His schedule up until then is not quite golf as we know it, more like something out of the Innovations Catalogue; you know, that publication of quirks and curiosities in which you could purchase an egg timer that doubled up as a screw driver and bottle opener.

This step into the world of golfing experimentation ended prematurely on Saturday as Ramsay, and his playing partner Scott Jamieson, failed to qualify from the group stages of the GolfSixes at The Centurion Club.

While the inspired Irish pairing of Gavin Moynihan and Paul Dunne took the ultimate honours last night with a 2-0 win over the French duo of Romain Wattel and Mike Lorenzo-Vera in the final, Ramsay was looking forward to another stab at something a bit different.

The 34-year-old is giving the forthcoming Rocco Forte Sicilian Open a miss and will return to action in a fortnight for the Belgian Knockout, another “innovative” addition to the European Tour’s diary.

This new tournament, hosted by the Belgian Ryder Cup player Thomas Pieters, will see players contest 36-holes of strokeplay over the first couple of days. Nothing earth-shattering there, then. But the format will change for the weekend with the top 64 players progressing to the knock-out stages played over nine holes of matchplay golf.

It’s hardly a revolutionary idea, of course. Most top end amateur events have the strokeplay stage followed by the head-to-head phase and Ramsay was well versed in that type of golfing combat during his successful stint in the unpaid ranks.

As he prepares for more dabblings into fresh, suck-it-and-see formats on the professional front, the three-time European Tour winner believes the simplicity of the Belgian tournament is its strength.

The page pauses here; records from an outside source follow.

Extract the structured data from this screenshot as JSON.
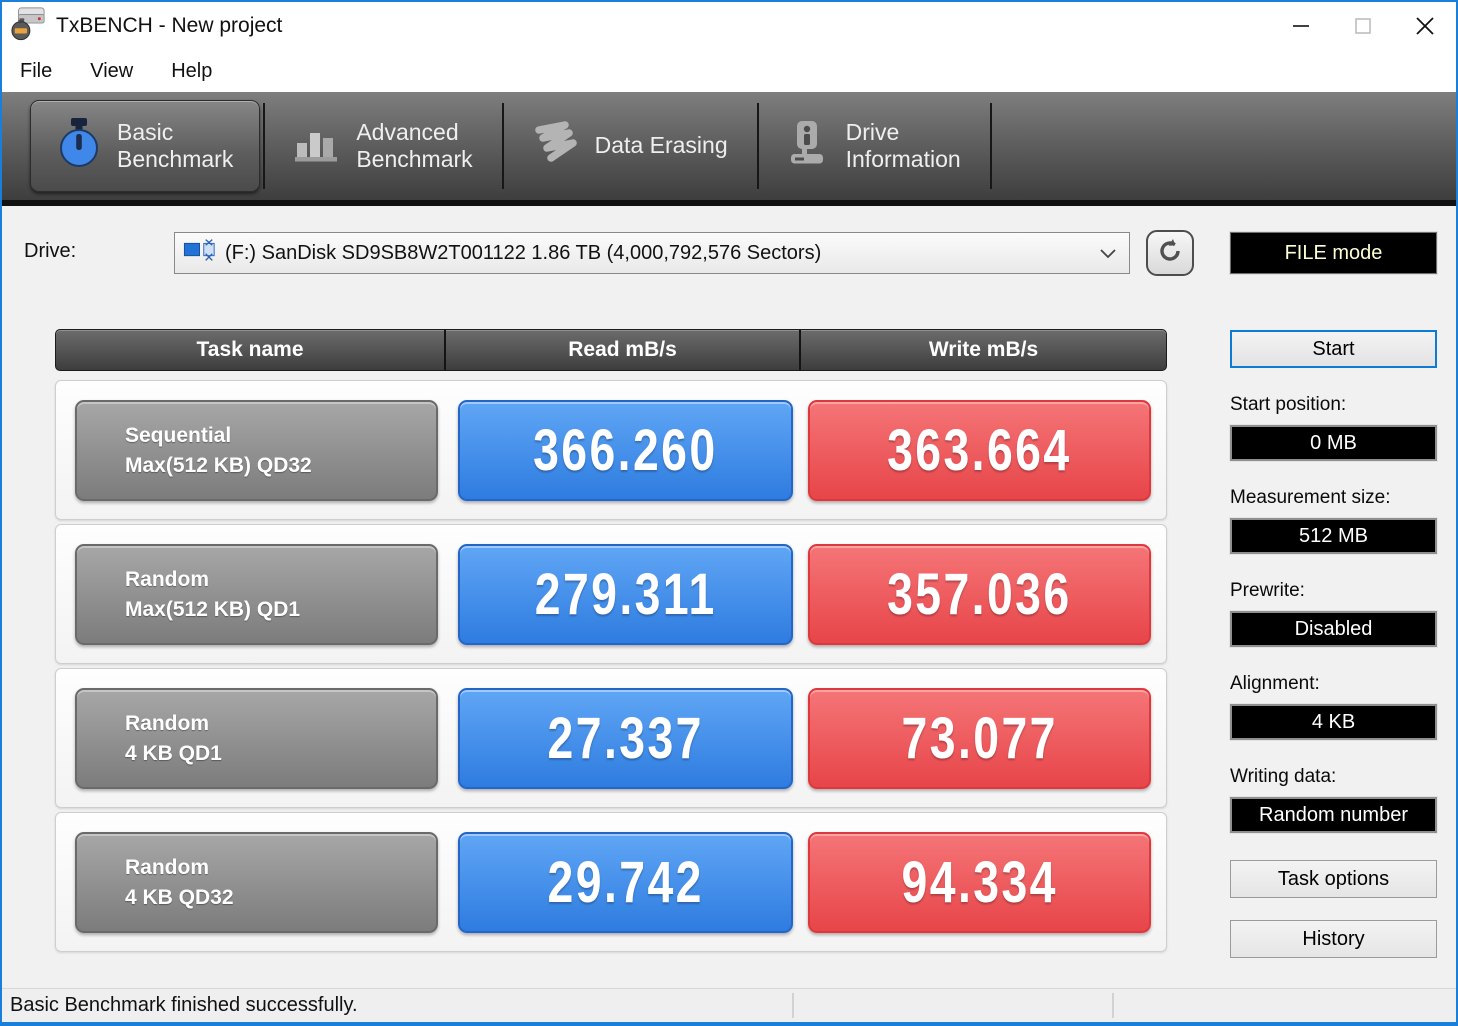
{
  "window": {
    "title": "TxBENCH - New project"
  },
  "menu": {
    "file": "File",
    "view": "View",
    "help": "Help"
  },
  "toolbar": {
    "tabs": [
      {
        "line1": "Basic",
        "line2": "Benchmark",
        "selected": true
      },
      {
        "line1": "Advanced",
        "line2": "Benchmark",
        "selected": false
      },
      {
        "line1": "Data Erasing",
        "line2": "",
        "selected": false
      },
      {
        "line1": "Drive",
        "line2": "Information",
        "selected": false
      }
    ]
  },
  "drive": {
    "label": "Drive:",
    "selected_option": "(F:) SanDisk SD9SB8W2T001122  1.86 TB (4,000,792,576 Sectors)",
    "file_mode_label": "FILE mode"
  },
  "benchmark_table": {
    "headers": [
      "Task name",
      "Read mB/s",
      "Write mB/s"
    ],
    "rows": [
      {
        "task_line1": "Sequential",
        "task_line2": "Max(512 KB) QD32",
        "read": "366.260",
        "write": "363.664"
      },
      {
        "task_line1": "Random",
        "task_line2": "Max(512 KB) QD1",
        "read": "279.311",
        "write": "357.036"
      },
      {
        "task_line1": "Random",
        "task_line2": "4 KB QD1",
        "read": "27.337",
        "write": "73.077"
      },
      {
        "task_line1": "Random",
        "task_line2": "4 KB QD32",
        "read": "29.742",
        "write": "94.334"
      }
    ]
  },
  "side_panel": {
    "start_button": "Start",
    "fields": [
      {
        "label": "Start position:",
        "value": "0 MB"
      },
      {
        "label": "Measurement size:",
        "value": "512 MB"
      },
      {
        "label": "Prewrite:",
        "value": "Disabled"
      },
      {
        "label": "Alignment:",
        "value": "4 KB"
      },
      {
        "label": "Writing data:",
        "value": "Random number"
      }
    ],
    "task_options_button": "Task options",
    "history_button": "History"
  },
  "status_bar": {
    "message": "Basic Benchmark finished successfully."
  },
  "colors": {
    "accent_blue": "#1a7edb",
    "read_box_blue": "#3a86e8",
    "write_box_red": "#ee5458",
    "task_box_gray": "#8d8d8d",
    "value_panel_black": "#000000"
  }
}
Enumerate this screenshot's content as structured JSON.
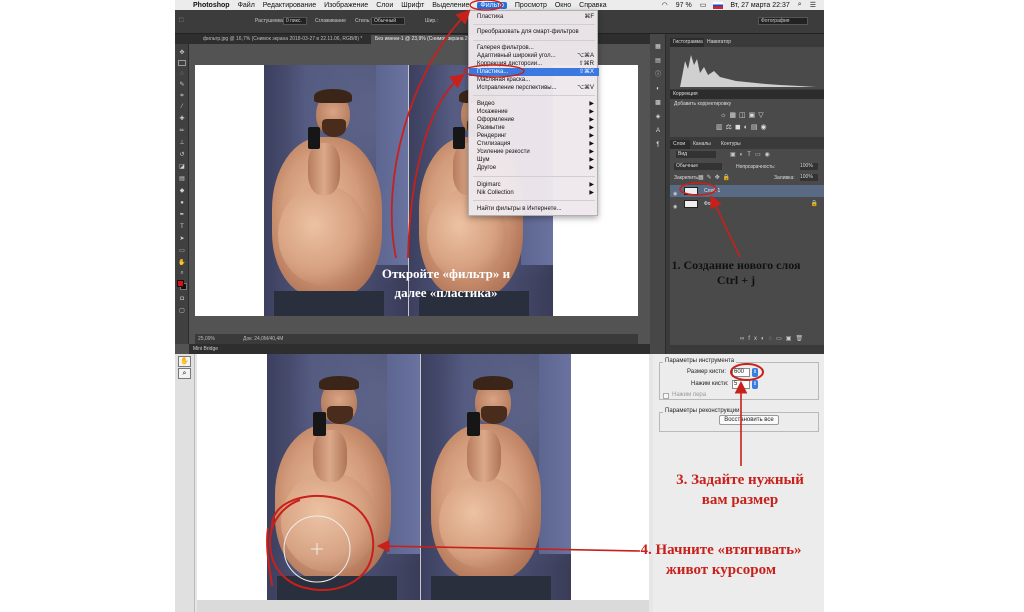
{
  "menubar": {
    "app_name": "Photoshop",
    "items": [
      "Файл",
      "Редактирование",
      "Изображение",
      "Слои",
      "Шрифт",
      "Выделение",
      "Фильтр",
      "Просмотр",
      "Окно",
      "Справка"
    ],
    "active_item": "Фильтр",
    "battery": "97 %",
    "clock": "Вт, 27 марта  22:37"
  },
  "options_bar": {
    "feather_label": "Растушевка:",
    "feather_value": "0 пикс.",
    "antialias_label": "Сглаживание",
    "style_label": "Стиль:",
    "style_value": "Обычный",
    "width_label": "Шир.:",
    "workspace": "Фотография"
  },
  "doc_tabs": [
    {
      "label": "фильтр.jpg @ 16,7% (Снимок экрана 2018-03-27 в 22.11.06, RGB/8) *"
    },
    {
      "label": "Без имени-1 @ 23,9% (Снимок экрана 2018-03-27 в 22.11.06, RGB/8)"
    }
  ],
  "filter_menu": {
    "items": [
      {
        "label": "Пластика",
        "shortcut": "⌘F"
      },
      {
        "label": "Преобразовать для смарт-фильтров",
        "shortcut": ""
      },
      {
        "label": "Галерея фильтров...",
        "shortcut": ""
      },
      {
        "label": "Адаптивный широкий угол...",
        "shortcut": "⌥⌘A"
      },
      {
        "label": "Коррекция дисторсии...",
        "shortcut": "⇧⌘R"
      },
      {
        "label": "Пластика...",
        "shortcut": "⇧⌘X"
      },
      {
        "label": "Масляная краска...",
        "shortcut": ""
      },
      {
        "label": "Исправление перспективы...",
        "shortcut": "⌥⌘V"
      },
      {
        "label": "Видео",
        "shortcut": "▶"
      },
      {
        "label": "Искажение",
        "shortcut": "▶"
      },
      {
        "label": "Оформление",
        "shortcut": "▶"
      },
      {
        "label": "Размытие",
        "shortcut": "▶"
      },
      {
        "label": "Рендеринг",
        "shortcut": "▶"
      },
      {
        "label": "Стилизация",
        "shortcut": "▶"
      },
      {
        "label": "Усиление резкости",
        "shortcut": "▶"
      },
      {
        "label": "Шум",
        "shortcut": "▶"
      },
      {
        "label": "Другое",
        "shortcut": "▶"
      },
      {
        "label": "Digimarc",
        "shortcut": "▶"
      },
      {
        "label": "Nik Collection",
        "shortcut": "▶"
      },
      {
        "label": "Найти фильтры в Интернете...",
        "shortcut": ""
      }
    ],
    "highlighted": "Пластика..."
  },
  "panels": {
    "histogram_tab": "Гистограмма",
    "navigator_tab": "Навигатор",
    "corrections_tab": "Коррекция",
    "corrections_subtitle": "Добавить корректировку",
    "layers_tab": "Слои",
    "channels_tab": "Каналы",
    "paths_tab": "Контуры",
    "kind_filter": "Вид",
    "blend_mode": "Обычные",
    "opacity_label": "Непрозрачность:",
    "opacity_value": "100%",
    "lock_label": "Закрепить:",
    "fill_label": "Заливка:",
    "fill_value": "100%",
    "layers": [
      {
        "name": "Слой 1"
      },
      {
        "name": "Фон"
      }
    ]
  },
  "status": {
    "zoom": "25,09%",
    "doc_size": "Док: 24,0M/40,4M",
    "mini_bridge": "Mini Bridge"
  },
  "liquify_panel": {
    "tool_options_title": "Параметры инструмента",
    "brush_size_label": "Размер кисти:",
    "brush_size_value": "600",
    "brush_pressure_label": "Нажим кисти:",
    "brush_pressure_value": "5",
    "stylus_label": "Нажим пера",
    "reconstruct_title": "Параметры реконструкции",
    "restore_all_button": "Восстановить все"
  },
  "annotations": {
    "open_filter": "Откройте «фильтр» и",
    "then_liquify": "далее «пластика»",
    "new_layer_1": "1. Создание нового слоя",
    "new_layer_2": "Ctrl + j",
    "set_size_1": "3. Задайте нужный",
    "set_size_2": "вам размер",
    "pull_belly_1": "4. Начните «втягивать»",
    "pull_belly_2": "живот курсором"
  },
  "colors": {
    "annotation_red": "#c8201a",
    "menu_highlight": "#3b78e0",
    "ps_dark": "#535353"
  }
}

Amid a non-golfing crowd, there has been suggestions that this weekend’s GolfSixes could be made even more basic. The greensomes format – whereby both players on the team have a tee shot, pick the best of the two and then play alternate shots from there – may be easy to fathom for regular golfers but some casual observers out on the course were still not quite sure what was happening even though they were lapping up the fare on offer.

“I like the idea of the Belgian format, which is simple,” noted Ramsay. “It’s strokeplay, it’s matchplay, anybody can understand that. It starts getting difficult when you make it quite complicated. You are trying to attract people who would not ordinarily go to a golf tournament. They need to understand the format straight away.

“The 72-hole format is always going to be the core but bringing that into an Amateur Championship-type deal, where it’s strokeplay and then matchplay is a good idea. They don’t have to be counting tournaments (for order of merit) all the time. You could have some kind of silly season, where there’s a ladies tour player, a main tour player, a senior player and just have a month where there’s a break and you use those tournaments to generate interest.”

There was plenty of interest generated over a lively couple of days in the sunny south and the glorious weather certainly helped the come-all-ye, festival vibe.

As often is the case with these knock-out affairs, the favourites of the majority of the fans were sent packing as the England women’s team, the England men’s team and a European female duo lost in the quarter-finals to Ireland, France and Australia respectively.

It was left to the Irish and the French – both teams had beaten Scotland in the group stages – to fight it out for the title and, in the end, Moynihan and Dunne were celebrating a sixes win which gave them both a handy five figure cheque of some £90,000.

It was a strange week for Moynihan. The 23-year-old, who won the Scottish Amateur Open Strokeplay title in 2013, has missed 10 successive cuts on both the European Tour and the Challenge Tour this season but found his form in the matchplay format and savoured a memorable win.

In 35 holes over the weekend, the Irish pairing dovetailed superbly and were approximately 21-under. “It’s the most fun I’ve had on a golf course since I turned pro,” said Moynihan.